Task instructions:
Please restate every record below word for word and skip the pictures.

++++ Data to examine

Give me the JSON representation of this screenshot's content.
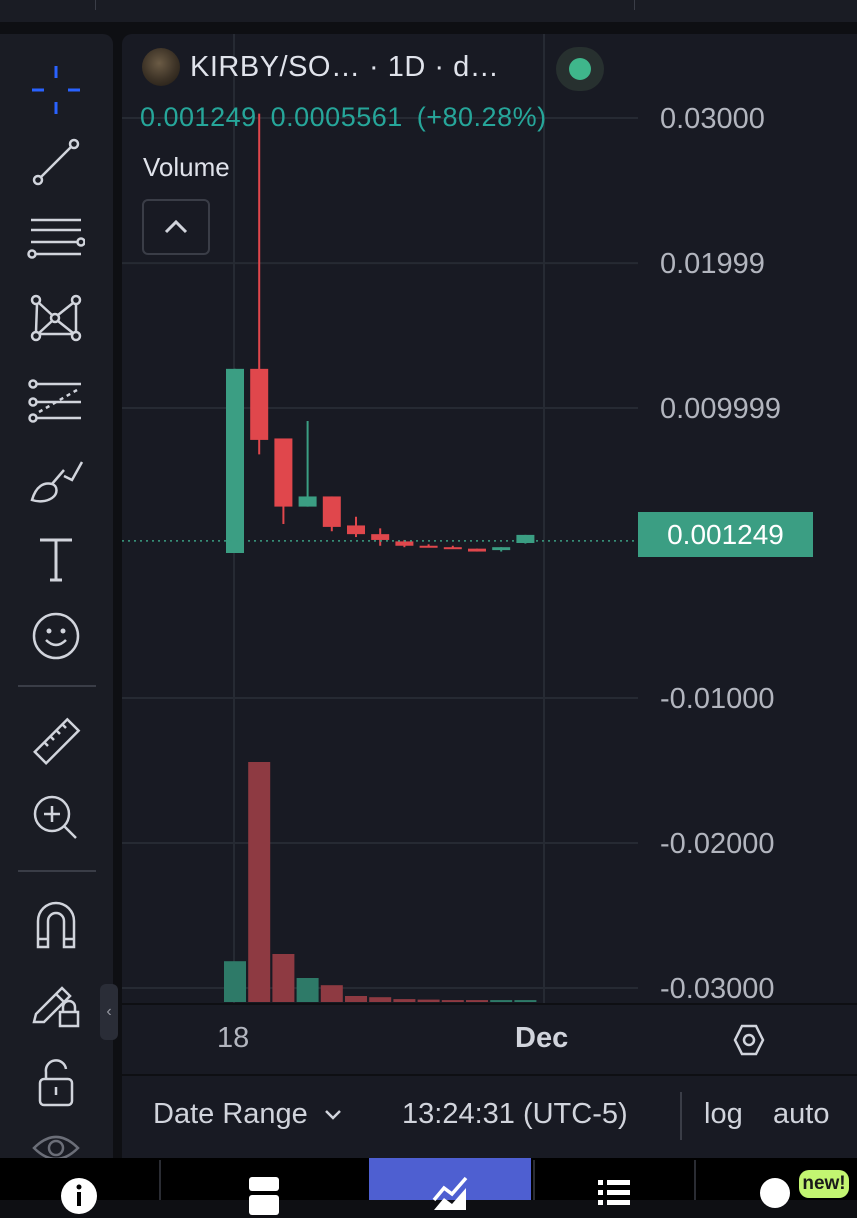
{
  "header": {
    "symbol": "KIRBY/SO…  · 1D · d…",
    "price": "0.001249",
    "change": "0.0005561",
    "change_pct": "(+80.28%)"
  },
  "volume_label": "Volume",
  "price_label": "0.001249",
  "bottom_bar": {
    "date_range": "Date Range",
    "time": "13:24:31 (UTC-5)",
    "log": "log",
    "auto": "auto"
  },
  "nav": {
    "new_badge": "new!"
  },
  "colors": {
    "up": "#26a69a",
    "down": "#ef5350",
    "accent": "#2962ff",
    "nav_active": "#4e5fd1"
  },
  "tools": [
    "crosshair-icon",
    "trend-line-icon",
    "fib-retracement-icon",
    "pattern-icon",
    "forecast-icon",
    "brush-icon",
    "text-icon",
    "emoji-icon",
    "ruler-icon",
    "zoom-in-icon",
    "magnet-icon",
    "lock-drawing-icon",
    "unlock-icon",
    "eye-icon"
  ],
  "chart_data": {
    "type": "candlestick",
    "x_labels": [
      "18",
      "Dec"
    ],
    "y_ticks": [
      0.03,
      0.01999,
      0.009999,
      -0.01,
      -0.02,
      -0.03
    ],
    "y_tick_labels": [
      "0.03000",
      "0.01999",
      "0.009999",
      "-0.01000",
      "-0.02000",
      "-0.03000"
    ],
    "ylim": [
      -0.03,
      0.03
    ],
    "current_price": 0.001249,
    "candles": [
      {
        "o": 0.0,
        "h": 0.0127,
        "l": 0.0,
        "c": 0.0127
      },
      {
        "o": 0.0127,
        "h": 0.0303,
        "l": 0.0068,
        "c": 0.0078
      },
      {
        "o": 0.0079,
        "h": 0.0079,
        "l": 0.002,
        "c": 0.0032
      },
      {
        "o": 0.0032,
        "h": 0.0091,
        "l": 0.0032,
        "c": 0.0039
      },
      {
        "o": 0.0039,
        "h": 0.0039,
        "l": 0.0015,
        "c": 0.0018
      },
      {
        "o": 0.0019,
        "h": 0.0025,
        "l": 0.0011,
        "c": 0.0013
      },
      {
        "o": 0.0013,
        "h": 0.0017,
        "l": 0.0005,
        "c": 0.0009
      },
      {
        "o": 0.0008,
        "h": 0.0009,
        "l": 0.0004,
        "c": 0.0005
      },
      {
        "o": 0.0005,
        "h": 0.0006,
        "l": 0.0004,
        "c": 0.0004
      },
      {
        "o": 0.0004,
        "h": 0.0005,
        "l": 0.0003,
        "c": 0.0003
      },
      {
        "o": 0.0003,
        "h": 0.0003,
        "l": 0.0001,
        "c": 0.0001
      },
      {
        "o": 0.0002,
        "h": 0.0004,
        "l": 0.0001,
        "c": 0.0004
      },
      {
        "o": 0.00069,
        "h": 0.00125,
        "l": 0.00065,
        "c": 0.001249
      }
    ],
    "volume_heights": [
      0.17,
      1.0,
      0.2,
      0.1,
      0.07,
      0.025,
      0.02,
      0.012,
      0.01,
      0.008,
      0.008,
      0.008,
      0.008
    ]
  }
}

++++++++

Output below:
Give me the JSON representation of this screenshot's content.
{
  "header": {
    "symbol": "KIRBY/SO…  · 1D · d…",
    "price": "0.001249",
    "change": "0.0005561",
    "change_pct": "(+80.28%)"
  },
  "volume_label": "Volume",
  "price_label": "0.001249",
  "bottom_bar": {
    "date_range": "Date Range",
    "time": "13:24:31 (UTC-5)",
    "log": "log",
    "auto": "auto"
  },
  "nav": {
    "new_badge": "new!"
  },
  "colors": {
    "up": "#26a69a",
    "down": "#ef5350",
    "accent": "#2962ff",
    "nav_active": "#4e5fd1"
  },
  "tools": [
    "crosshair-icon",
    "trend-line-icon",
    "fib-retracement-icon",
    "pattern-icon",
    "forecast-icon",
    "brush-icon",
    "text-icon",
    "emoji-icon",
    "ruler-icon",
    "zoom-in-icon",
    "magnet-icon",
    "lock-drawing-icon",
    "unlock-icon",
    "eye-icon"
  ],
  "chart_data": {
    "type": "candlestick",
    "x_labels": [
      "18",
      "Dec"
    ],
    "y_ticks": [
      0.03,
      0.01999,
      0.009999,
      -0.01,
      -0.02,
      -0.03
    ],
    "y_tick_labels": [
      "0.03000",
      "0.01999",
      "0.009999",
      "-0.01000",
      "-0.02000",
      "-0.03000"
    ],
    "ylim": [
      -0.03,
      0.03
    ],
    "current_price": 0.001249,
    "candles": [
      {
        "o": 0.0,
        "h": 0.0127,
        "l": 0.0,
        "c": 0.0127
      },
      {
        "o": 0.0127,
        "h": 0.0303,
        "l": 0.0068,
        "c": 0.0078
      },
      {
        "o": 0.0079,
        "h": 0.0079,
        "l": 0.002,
        "c": 0.0032
      },
      {
        "o": 0.0032,
        "h": 0.0091,
        "l": 0.0032,
        "c": 0.0039
      },
      {
        "o": 0.0039,
        "h": 0.0039,
        "l": 0.0015,
        "c": 0.0018
      },
      {
        "o": 0.0019,
        "h": 0.0025,
        "l": 0.0011,
        "c": 0.0013
      },
      {
        "o": 0.0013,
        "h": 0.0017,
        "l": 0.0005,
        "c": 0.0009
      },
      {
        "o": 0.0008,
        "h": 0.0009,
        "l": 0.0004,
        "c": 0.0005
      },
      {
        "o": 0.0005,
        "h": 0.0006,
        "l": 0.0004,
        "c": 0.0004
      },
      {
        "o": 0.0004,
        "h": 0.0005,
        "l": 0.0003,
        "c": 0.0003
      },
      {
        "o": 0.0003,
        "h": 0.0003,
        "l": 0.0001,
        "c": 0.0001
      },
      {
        "o": 0.0002,
        "h": 0.0004,
        "l": 0.0001,
        "c": 0.0004
      },
      {
        "o": 0.00069,
        "h": 0.00125,
        "l": 0.00065,
        "c": 0.001249
      }
    ],
    "volume_heights": [
      0.17,
      1.0,
      0.2,
      0.1,
      0.07,
      0.025,
      0.02,
      0.012,
      0.01,
      0.008,
      0.008,
      0.008,
      0.008
    ]
  }
}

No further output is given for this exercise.